Dataset rows describing interfaces:

+===+

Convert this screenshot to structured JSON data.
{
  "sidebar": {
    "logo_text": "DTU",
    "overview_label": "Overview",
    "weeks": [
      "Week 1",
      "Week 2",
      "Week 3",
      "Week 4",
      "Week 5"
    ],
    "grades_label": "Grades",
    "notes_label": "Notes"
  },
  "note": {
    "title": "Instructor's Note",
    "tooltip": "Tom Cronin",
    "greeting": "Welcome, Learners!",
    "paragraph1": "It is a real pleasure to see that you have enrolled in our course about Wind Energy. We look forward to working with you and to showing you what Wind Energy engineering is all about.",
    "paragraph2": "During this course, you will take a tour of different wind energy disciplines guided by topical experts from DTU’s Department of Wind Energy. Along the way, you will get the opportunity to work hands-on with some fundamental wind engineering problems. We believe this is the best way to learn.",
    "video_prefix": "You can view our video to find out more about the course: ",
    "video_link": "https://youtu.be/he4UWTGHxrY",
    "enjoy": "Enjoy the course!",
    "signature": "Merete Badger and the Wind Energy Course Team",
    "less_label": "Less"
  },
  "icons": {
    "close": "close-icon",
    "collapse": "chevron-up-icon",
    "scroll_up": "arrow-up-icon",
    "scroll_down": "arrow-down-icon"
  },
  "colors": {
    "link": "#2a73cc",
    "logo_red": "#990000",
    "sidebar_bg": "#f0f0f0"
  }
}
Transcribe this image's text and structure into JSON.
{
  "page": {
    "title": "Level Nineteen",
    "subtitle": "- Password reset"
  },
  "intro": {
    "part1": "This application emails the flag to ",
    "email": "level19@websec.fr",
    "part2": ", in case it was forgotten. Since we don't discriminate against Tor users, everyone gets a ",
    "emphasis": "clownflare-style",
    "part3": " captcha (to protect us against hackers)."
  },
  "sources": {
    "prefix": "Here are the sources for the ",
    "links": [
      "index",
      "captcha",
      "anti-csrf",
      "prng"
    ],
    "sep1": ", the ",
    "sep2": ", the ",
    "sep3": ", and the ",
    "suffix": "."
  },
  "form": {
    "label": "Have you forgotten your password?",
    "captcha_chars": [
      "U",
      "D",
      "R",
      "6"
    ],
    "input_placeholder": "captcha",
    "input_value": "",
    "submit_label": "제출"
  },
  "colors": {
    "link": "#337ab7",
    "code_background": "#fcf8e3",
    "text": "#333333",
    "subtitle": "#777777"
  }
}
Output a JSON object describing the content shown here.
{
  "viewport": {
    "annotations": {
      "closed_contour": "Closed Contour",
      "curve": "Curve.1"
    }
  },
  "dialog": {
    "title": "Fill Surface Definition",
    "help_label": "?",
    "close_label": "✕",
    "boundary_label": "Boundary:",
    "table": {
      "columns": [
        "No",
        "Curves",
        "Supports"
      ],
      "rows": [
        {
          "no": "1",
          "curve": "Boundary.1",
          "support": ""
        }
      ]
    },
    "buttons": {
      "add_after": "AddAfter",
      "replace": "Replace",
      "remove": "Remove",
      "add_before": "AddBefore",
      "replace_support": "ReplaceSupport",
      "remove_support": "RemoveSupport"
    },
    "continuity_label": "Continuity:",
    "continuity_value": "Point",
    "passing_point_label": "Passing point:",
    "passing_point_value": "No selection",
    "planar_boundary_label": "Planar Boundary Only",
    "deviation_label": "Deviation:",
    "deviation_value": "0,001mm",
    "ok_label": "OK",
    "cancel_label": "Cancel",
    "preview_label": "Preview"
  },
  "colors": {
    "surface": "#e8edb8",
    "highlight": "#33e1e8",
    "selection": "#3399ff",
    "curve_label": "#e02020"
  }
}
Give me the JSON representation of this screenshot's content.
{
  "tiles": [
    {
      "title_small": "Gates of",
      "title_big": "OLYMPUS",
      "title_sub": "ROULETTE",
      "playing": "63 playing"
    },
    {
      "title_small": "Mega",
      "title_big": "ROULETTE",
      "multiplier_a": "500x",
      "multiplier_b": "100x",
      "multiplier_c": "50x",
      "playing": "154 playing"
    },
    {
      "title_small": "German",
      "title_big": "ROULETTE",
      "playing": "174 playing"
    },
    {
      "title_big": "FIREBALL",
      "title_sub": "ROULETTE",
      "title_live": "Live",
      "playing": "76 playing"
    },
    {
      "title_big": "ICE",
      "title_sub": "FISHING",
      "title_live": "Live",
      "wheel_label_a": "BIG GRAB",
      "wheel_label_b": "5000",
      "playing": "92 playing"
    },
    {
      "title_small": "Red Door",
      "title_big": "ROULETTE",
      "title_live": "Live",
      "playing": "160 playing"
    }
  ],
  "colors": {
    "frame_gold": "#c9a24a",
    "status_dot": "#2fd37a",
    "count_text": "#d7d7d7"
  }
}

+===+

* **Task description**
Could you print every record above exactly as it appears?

* **Answer to this task**
Convert this screenshot to structured JSON data.
{
  "sidebar": {
    "logo_text": "DTU",
    "overview_label": "Overview",
    "weeks": [
      "Week 1",
      "Week 2",
      "Week 3",
      "Week 4",
      "Week 5"
    ],
    "grades_label": "Grades",
    "notes_label": "Notes"
  },
  "note": {
    "title": "Instructor's Note",
    "tooltip": "Tom Cronin",
    "greeting": "Welcome, Learners!",
    "paragraph1": "It is a real pleasure to see that you have enrolled in our course about Wind Energy. We look forward to working with you and to showing you what Wind Energy engineering is all about.",
    "paragraph2": "During this course, you will take a tour of different wind energy disciplines guided by topical experts from DTU’s Department of Wind Energy. Along the way, you will get the opportunity to work hands-on with some fundamental wind engineering problems. We believe this is the best way to learn.",
    "video_prefix": "You can view our video to find out more about the course: ",
    "video_link": "https://youtu.be/he4UWTGHxrY",
    "enjoy": "Enjoy the course!",
    "signature": "Merete Badger and the Wind Energy Course Team",
    "less_label": "Less"
  },
  "icons": {
    "close": "close-icon",
    "collapse": "chevron-up-icon",
    "scroll_up": "arrow-up-icon",
    "scroll_down": "arrow-down-icon"
  },
  "colors": {
    "link": "#2a73cc",
    "logo_red": "#990000",
    "sidebar_bg": "#f0f0f0"
  }
}
Transcribe this image's text and structure into JSON.
{
  "page": {
    "title": "Level Nineteen",
    "subtitle": "- Password reset"
  },
  "intro": {
    "part1": "This application emails the flag to ",
    "email": "level19@websec.fr",
    "part2": ", in case it was forgotten. Since we don't discriminate against Tor users, everyone gets a ",
    "emphasis": "clownflare-style",
    "part3": " captcha (to protect us against hackers)."
  },
  "sources": {
    "prefix": "Here are the sources for the ",
    "links": [
      "index",
      "captcha",
      "anti-csrf",
      "prng"
    ],
    "sep1": ", the ",
    "sep2": ", the ",
    "sep3": ", and the ",
    "suffix": "."
  },
  "form": {
    "label": "Have you forgotten your password?",
    "captcha_chars": [
      "U",
      "D",
      "R",
      "6"
    ],
    "input_placeholder": "captcha",
    "input_value": "",
    "submit_label": "제출"
  },
  "colors": {
    "link": "#337ab7",
    "code_background": "#fcf8e3",
    "text": "#333333",
    "subtitle": "#777777"
  }
}
Output a JSON object describing the content shown here.
{
  "viewport": {
    "annotations": {
      "closed_contour": "Closed Contour",
      "curve": "Curve.1"
    }
  },
  "dialog": {
    "title": "Fill Surface Definition",
    "help_label": "?",
    "close_label": "✕",
    "boundary_label": "Boundary:",
    "table": {
      "columns": [
        "No",
        "Curves",
        "Supports"
      ],
      "rows": [
        {
          "no": "1",
          "curve": "Boundary.1",
          "support": ""
        }
      ]
    },
    "buttons": {
      "add_after": "AddAfter",
      "replace": "Replace",
      "remove": "Remove",
      "add_before": "AddBefore",
      "replace_support": "ReplaceSupport",
      "remove_support": "RemoveSupport"
    },
    "continuity_label": "Continuity:",
    "continuity_value": "Point",
    "passing_point_label": "Passing point:",
    "passing_point_value": "No selection",
    "planar_boundary_label": "Planar Boundary Only",
    "deviation_label": "Deviation:",
    "deviation_value": "0,001mm",
    "ok_label": "OK",
    "cancel_label": "Cancel",
    "preview_label": "Preview"
  },
  "colors": {
    "surface": "#e8edb8",
    "highlight": "#33e1e8",
    "selection": "#3399ff",
    "curve_label": "#e02020"
  }
}
Give me the JSON representation of this screenshot's content.
{
  "tiles": [
    {
      "title_small": "Gates of",
      "title_big": "OLYMPUS",
      "title_sub": "ROULETTE",
      "playing": "63 playing"
    },
    {
      "title_small": "Mega",
      "title_big": "ROULETTE",
      "multiplier_a": "500x",
      "multiplier_b": "100x",
      "multiplier_c": "50x",
      "playing": "154 playing"
    },
    {
      "title_small": "German",
      "title_big": "ROULETTE",
      "playing": "174 playing"
    },
    {
      "title_big": "FIREBALL",
      "title_sub": "ROULETTE",
      "title_live": "Live",
      "playing": "76 playing"
    },
    {
      "title_big": "ICE",
      "title_sub": "FISHING",
      "title_live": "Live",
      "wheel_label_a": "BIG GRAB",
      "wheel_label_b": "5000",
      "playing": "92 playing"
    },
    {
      "title_small": "Red Door",
      "title_big": "ROULETTE",
      "title_live": "Live",
      "playing": "160 playing"
    }
  ],
  "colors": {
    "frame_gold": "#c9a24a",
    "status_dot": "#2fd37a",
    "count_text": "#d7d7d7"
  }
}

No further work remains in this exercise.